#### What you are asked to do:
When a line of the entries contains "label", please list that line.

#### Interface dataset entries:

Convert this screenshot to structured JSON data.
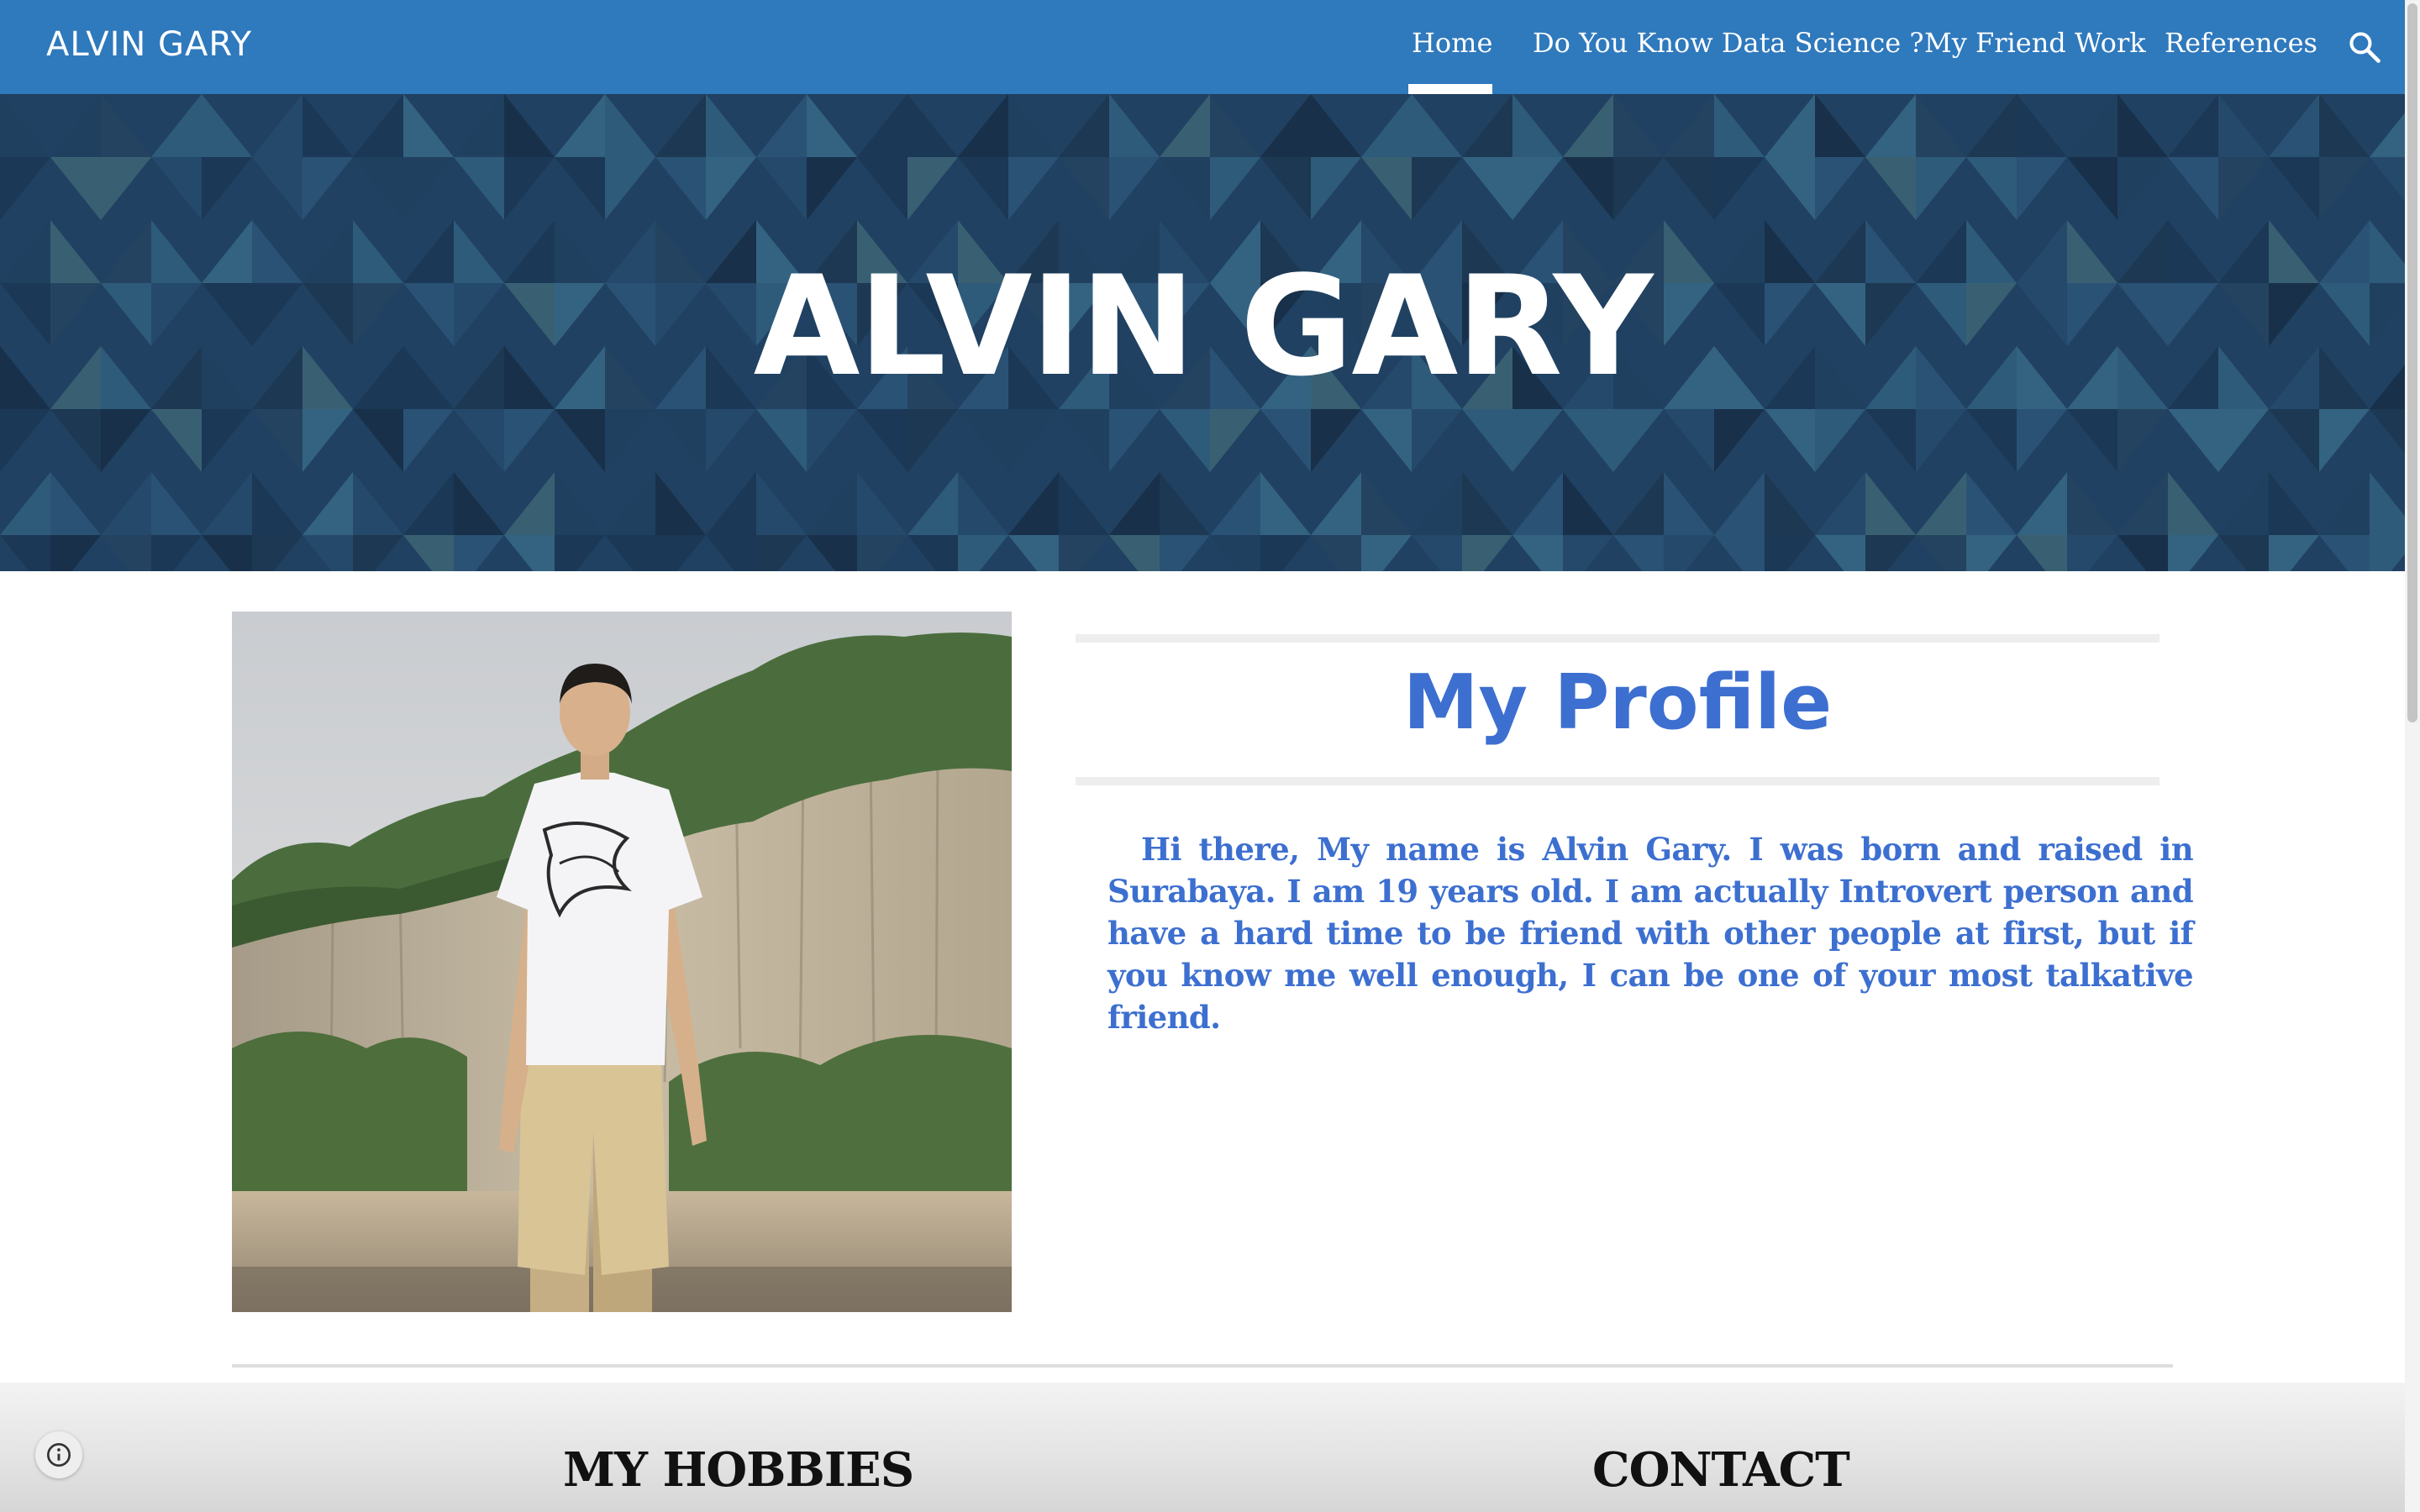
{
  "header": {
    "site_title": "ALVIN GARY",
    "nav": [
      {
        "label": "Home",
        "active": true
      },
      {
        "label": "Do You Know Data Science ?",
        "active": false
      },
      {
        "label": "My Friend Work",
        "active": false
      },
      {
        "label": "References",
        "active": false
      }
    ],
    "search_icon": "search-icon",
    "background_color": "#2f79bd"
  },
  "hero": {
    "title": "ALVIN GARY"
  },
  "profile": {
    "heading": "My Profile",
    "text": "Hi there, My name is Alvin Gary. I was born and raised in Surabaya. I am 19 years old. I am actually Introvert person and have a hard time to be friend with other people at first, but if you know me well enough, I can be one of your most talkative friend.",
    "accent_color": "#3c6fd0"
  },
  "footer": {
    "hobbies_heading": "MY HOBBIES",
    "contact_heading": "CONTACT",
    "info_icon": "info-icon"
  }
}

#### Output of the exercise:
        "label": "Home",
        "label": "Do You Know Data Science ?",
        "label": "My Friend Work",
        "label": "References",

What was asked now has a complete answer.